  • The House of Representatives is the lower house of the Australian Parliament and consists of 151 members who are elected using a system of preferential voting across single-member districts. In this electoral system, voters are required to numerically rank their preferences for every candidate listed on the ballot. The candidate who receives an absolute majority of first preference votes wins the electoral contest. In instances where this does not occur, the candidate that receives the lowest aggregate ranking is excluded from the second round of voting, and their votes are redistributed based on second preferences. This process of vote redistribution continues until a candidate receives an absolute majority. Successful candidates are elected to serve three-year terms. [2]
  • The Prime Minister is chosen in a vote by the members of the Australian Government, or the party or coalition of parties with the support of the majority of the parliamentarians elected to the House of Representatives. The Prime Minister is limited to serving two four-year terms. [3]
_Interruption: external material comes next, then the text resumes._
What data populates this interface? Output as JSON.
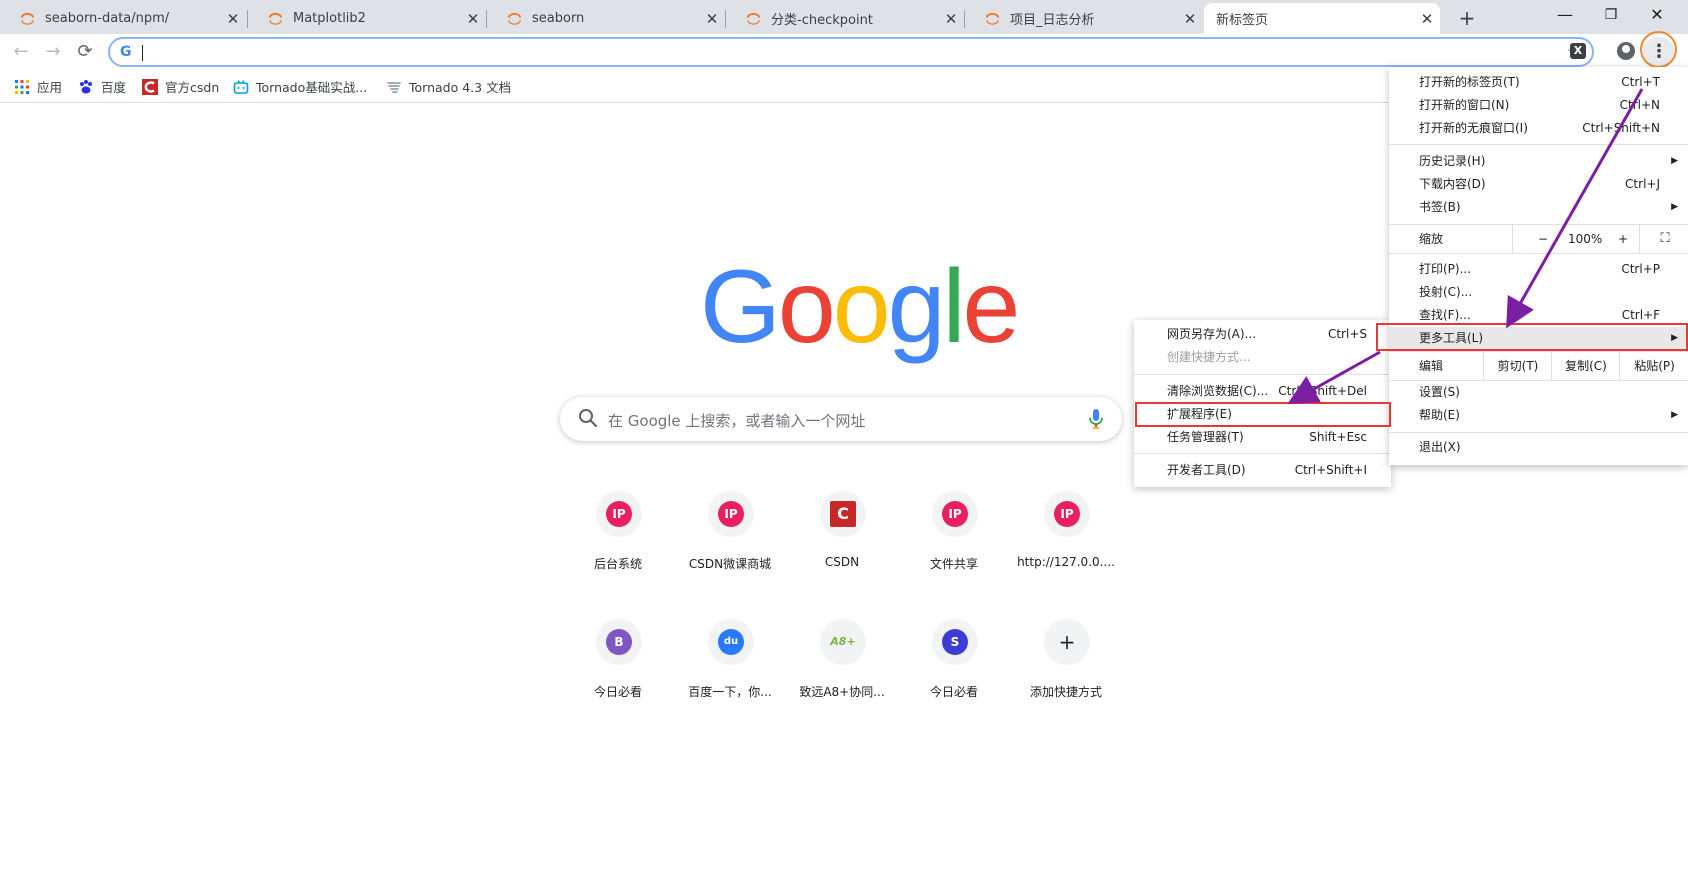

Last Election: 

  • The previous parliamentary elections were held on 18 May 2019. 

Main Parties in this Election: 

  • Coalition: The Liberal-National Coalition 
    • Leader: Prime Minister Scott MORRISON  
    • Seats won in last election: 35 
  • Party: Australian Labor Party 
    • Leader: Anthony ALBANESE
    • Seats won in last election: 26 
  • Party: The Greens 
    • Leader: Richard DI NATALE 
    • Seats won in last election: 9 
  • Party: One Nation 
    • Leader: Pauline HANSON 
    • Seats won in last election: 2 

Population and Registered Voters: 

  • Population: 25,750,198 (September 2021 est.) [4]
  • Registered Voters: 17,228,900 (April 2022 est.) [5]

Gender Data: 

  • Female Population: 12,960,329 (June 2020 est.) [6]
  • Is Australia a signatory to CEDAW: Yes (signed 17 July 1980) [7]
  • Has Australia ratified CEDAW:  Yes (ratified 28 July 1983) [8]
  • Gender Quota: There are no legislated gender quotas in Australia. The Labor Party is the only major Australian political party to implement voluntary quotas at the federal level, where both sexes must make up at least 40 percent of candidates on party electoral lists. [9]
  • Female candidates in this election: 648 out of 1624 (Senate and House of Representatives) [10]
  • Number of Female Legislators: 40 out of 75 [11]
  • Human Development Index (HDI) Position: Rank 8 at 0.944 (2020) [12]
  • Social Institutions and Gender Index (SIGI) Categorization: Very low [13]